Colors appeared solid. The movie opted for a somewhat subdued semi-pastel feel that allowed it to give us lush hues, and these popped when the design choices demanded.

Blacks seemed dark and dense, while shadows came across as appropriate. The Blu-ray demonstrated a fine representation of the film.

Expect a decent but unexceptional DTS-HD MA monaural soundtrack from Gay

Audio quality seemed more than adequate for a production from 1964, with music that showed pretty solid range and clarity. Speech came across as a little edgy at times, but the lines remained intelligible and largely natural.

Effects appeared acceptably accurate, even if they failed to boast a lot of range. Ultimately, the soundtrack worked fine for an animated feature from 1962.

In addition to the film’s trailer, we find three animated shorts. All with themes connected to Purr-ee, we get 1962’s Louvre Come Back to Me! (6:40), 1951’s French Rarebit (7:19) and 1949’s For Scent-imental Reasons (6:54).

Both Louvre and Reasons offer Pepé Le Pew tales, while Rarebit features Bugs. Rarebit becomes the best of the bunch, but that’s primarily because I never really liked Le Pew very much.

The disc also provides five songwriter demo records. All with music by Harold Arlen – sloppily billed as “Harold Arien” on the menu – and lyrics from EY Harburg for two of the five, these occupy a total of 12 minutes, 56 seconds.

I admit that these songs don’t do much for me. Still, I like the opportunity for fans to hear the tunes in their incipient state.

With a vibrant visual style, Gay Purr-ee boasts some real strengths. However, it suffers from less than enthralling story and character elements, problems that it only sporadically overcomes. The Blu-ray provides strong visuals, appropriate audio and a few bonus features.
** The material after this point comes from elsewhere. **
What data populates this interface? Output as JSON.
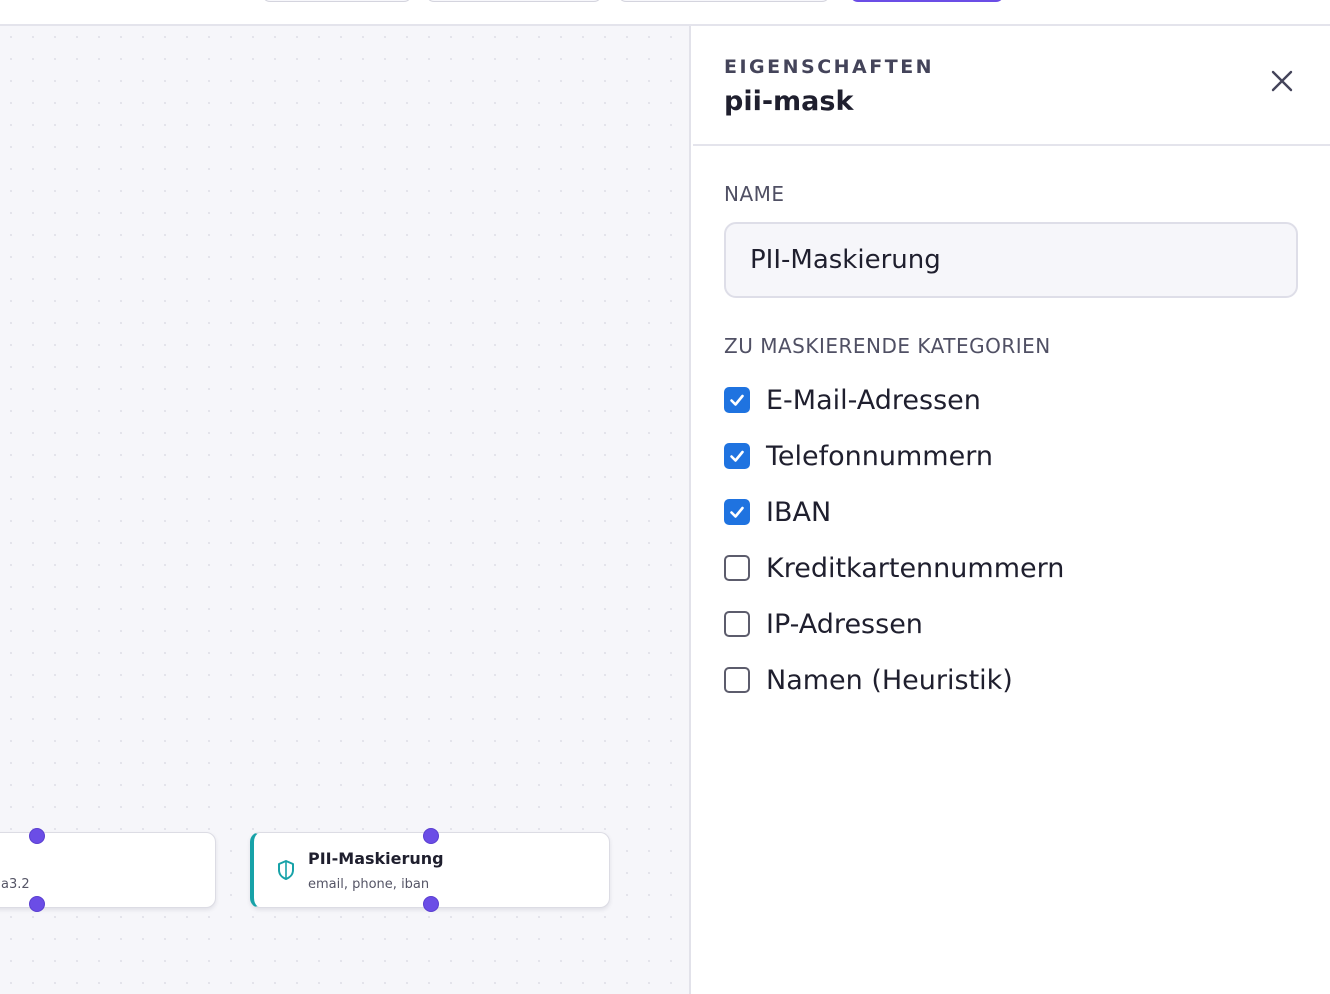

The movie deserves attention from animation buffs, but they shouldn’t expect consistency from it.

Viewer Film Ratings: 3.3333 Stars Number of Votes: 3
2 3:
View Averages for all rated titles.

Review Archive:  # | A-C | D-F | G-I | J-L | M-O | P-R | S-U | V-Z | Viewer Ratings | Main